"""

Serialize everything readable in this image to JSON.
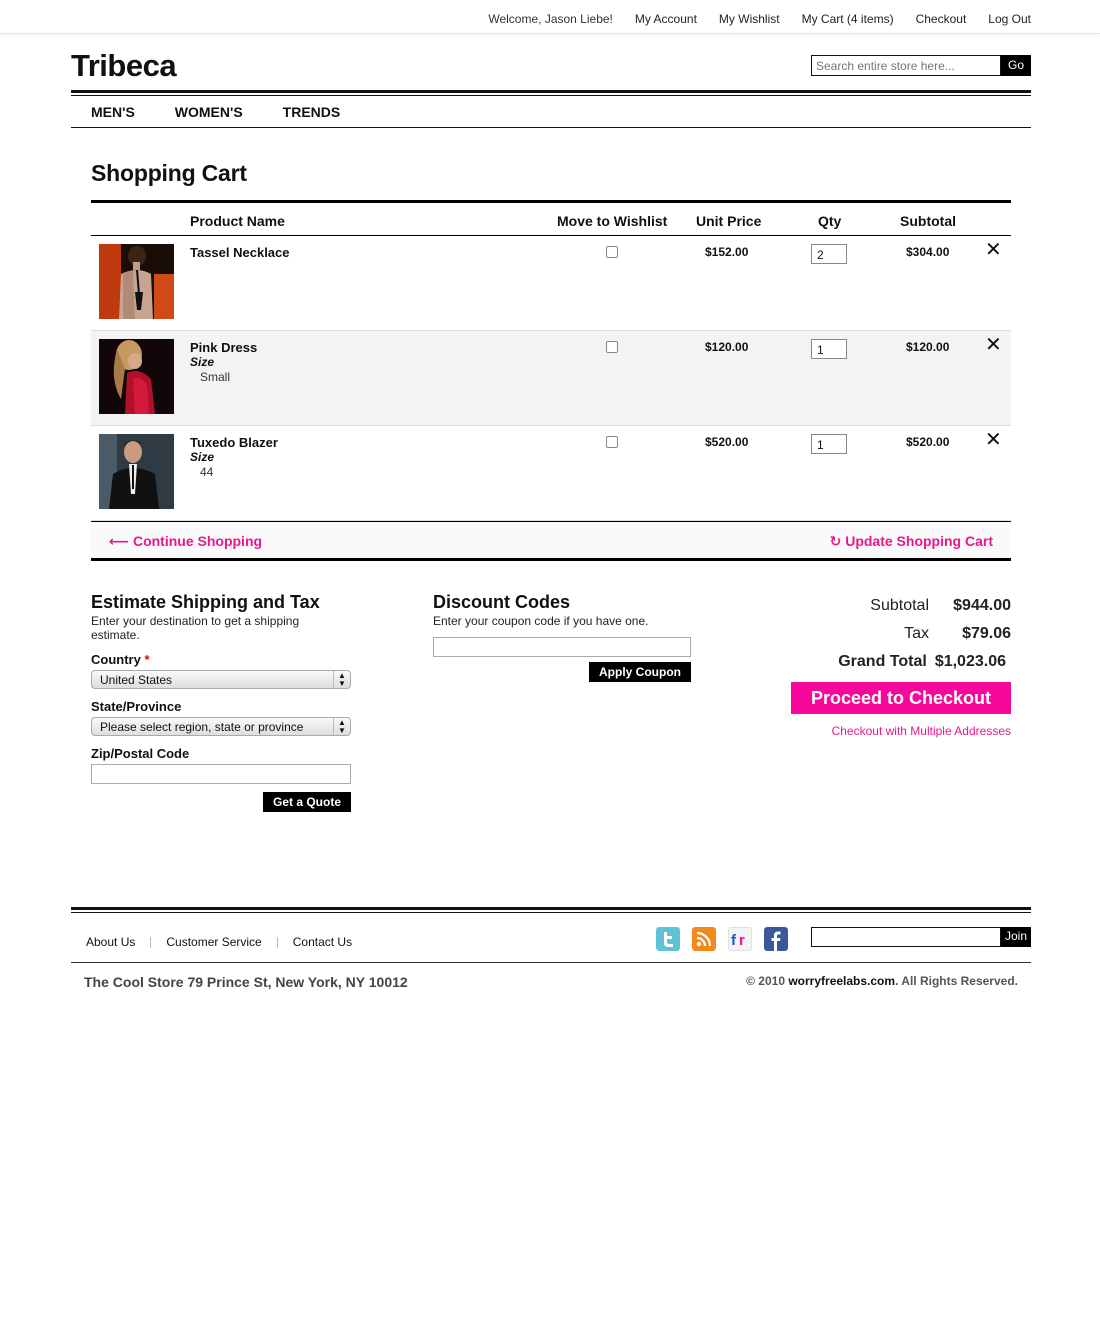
{
  "topbar": {
    "welcome": "Welcome, Jason Liebe!",
    "my_account": "My Account",
    "my_wishlist": "My Wishlist",
    "my_cart": "My Cart (4 items)",
    "checkout": "Checkout",
    "logout": "Log Out"
  },
  "header": {
    "logo": "Tribeca",
    "search_placeholder": "Search entire store here...",
    "search_button": "Go"
  },
  "nav": [
    "MEN'S",
    "WOMEN'S",
    "TRENDS"
  ],
  "cart": {
    "title": "Shopping Cart",
    "columns": {
      "product_name": "Product Name",
      "move_to_wishlist": "Move to Wishlist",
      "unit_price": "Unit Price",
      "qty": "Qty",
      "subtotal": "Subtotal"
    },
    "items": [
      {
        "name": "Tassel Necklace",
        "option_label": "",
        "option_value": "",
        "unit_price": "$152.00",
        "qty": "2",
        "subtotal": "$304.00"
      },
      {
        "name": "Pink Dress",
        "option_label": "Size",
        "option_value": "Small",
        "unit_price": "$120.00",
        "qty": "1",
        "subtotal": "$120.00"
      },
      {
        "name": "Tuxedo Blazer",
        "option_label": "Size",
        "option_value": "44",
        "unit_price": "$520.00",
        "qty": "1",
        "subtotal": "$520.00"
      }
    ],
    "continue_label": "Continue Shopping",
    "update_label": "Update Shopping Cart"
  },
  "shipping": {
    "title": "Estimate Shipping and Tax",
    "desc": "Enter your destination to get a shipping estimate.",
    "country_label": "Country",
    "required_mark": "*",
    "country_value": "United States",
    "state_label": "State/Province",
    "state_value": "Please select region, state or province",
    "zip_label": "Zip/Postal Code",
    "quote_button": "Get a Quote"
  },
  "discount": {
    "title": "Discount Codes",
    "desc": "Enter your coupon code if you have one.",
    "apply_button": "Apply Coupon"
  },
  "totals": {
    "subtotal_label": "Subtotal",
    "subtotal_value": "$944.00",
    "tax_label": "Tax",
    "tax_value": "$79.06",
    "grand_label": "Grand Total",
    "grand_value": "$1,023.06",
    "checkout_button": "Proceed to Checkout",
    "multi_link": "Checkout with Multiple Addresses"
  },
  "footer": {
    "links": [
      "About Us",
      "Customer Service",
      "Contact Us"
    ],
    "join_button": "Join",
    "address": "The Cool Store 79 Prince St, New York, NY 10012",
    "copy_pre": "© 2010 ",
    "copy_domain": "worryfreelabs.com",
    "copy_post": ". All Rights Reserved.",
    "social": [
      "twitter-icon",
      "rss-icon",
      "flickr-icon",
      "facebook-icon"
    ]
  },
  "colors": {
    "accent": "#f7089b",
    "link_pink": "#e8188a",
    "black": "#000000"
  }
}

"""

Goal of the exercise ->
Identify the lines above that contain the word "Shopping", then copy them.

Answer to this task ->
    "title": "Shopping Cart",
    "continue_label": "Continue Shopping",
    "update_label": "Update Shopping Cart"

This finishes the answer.